* Goal of the exercise *
Please return every line in the following data that includes the string "this".
───── Input data ─────
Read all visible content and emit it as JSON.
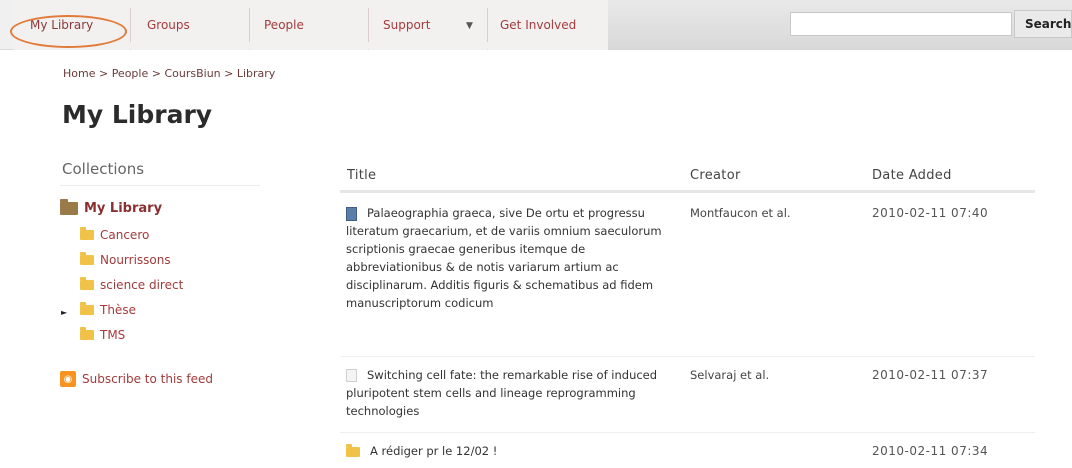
{
  "nav": {
    "tabs": [
      {
        "label": "My Library"
      },
      {
        "label": "Groups"
      },
      {
        "label": "People"
      },
      {
        "label": "Support"
      },
      {
        "label": "Get Involved"
      }
    ],
    "search_placeholder": "",
    "search_button": "Search"
  },
  "breadcrumb": "Home > People > CoursBiun > Library",
  "page_title": "My Library",
  "sidebar": {
    "title": "Collections",
    "root": "My Library",
    "items": [
      {
        "label": "Cancero"
      },
      {
        "label": "Nourrissons"
      },
      {
        "label": "science direct"
      },
      {
        "label": "Thèse"
      },
      {
        "label": "TMS"
      }
    ],
    "feed": "Subscribe to this feed"
  },
  "table": {
    "headers": {
      "title": "Title",
      "creator": "Creator",
      "date": "Date Added"
    },
    "rows": [
      {
        "icon": "book-icon",
        "title": "Palaeographia graeca, sive De ortu et progressu literatum graecarium, et de variis omnium saeculorum scriptionis graecae generibus itemque de abbreviationibus & de notis variarum artium ac disciplinarum. Additis figuris & schematibus ad fidem manuscriptorum codicum",
        "creator": "Montfaucon et al.",
        "date": "2010-02-11 07:40"
      },
      {
        "icon": "document-icon",
        "title": "Switching cell fate: the remarkable rise of induced pluripotent stem cells and lineage reprogramming technologies",
        "creator": "Selvaraj et al.",
        "date": "2010-02-11 07:37"
      },
      {
        "icon": "folder-icon",
        "title": "A rédiger pr le 12/02 !",
        "creator": "",
        "date": "2010-02-11 07:34"
      }
    ]
  }
}
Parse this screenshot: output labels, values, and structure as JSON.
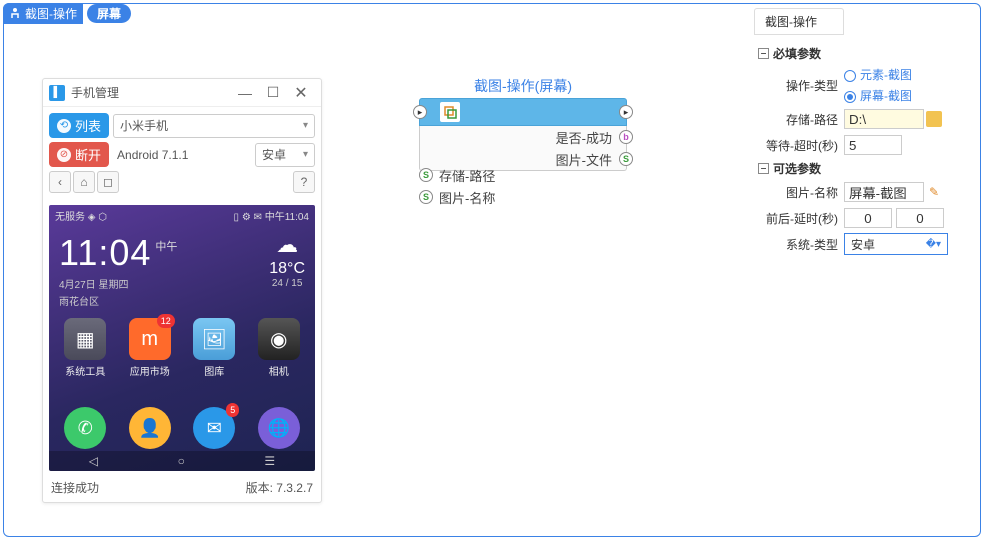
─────
* Result *
    "feed": "Subscribe to this feed"
Parse this screenshot: output labels, values, and structure as JSON.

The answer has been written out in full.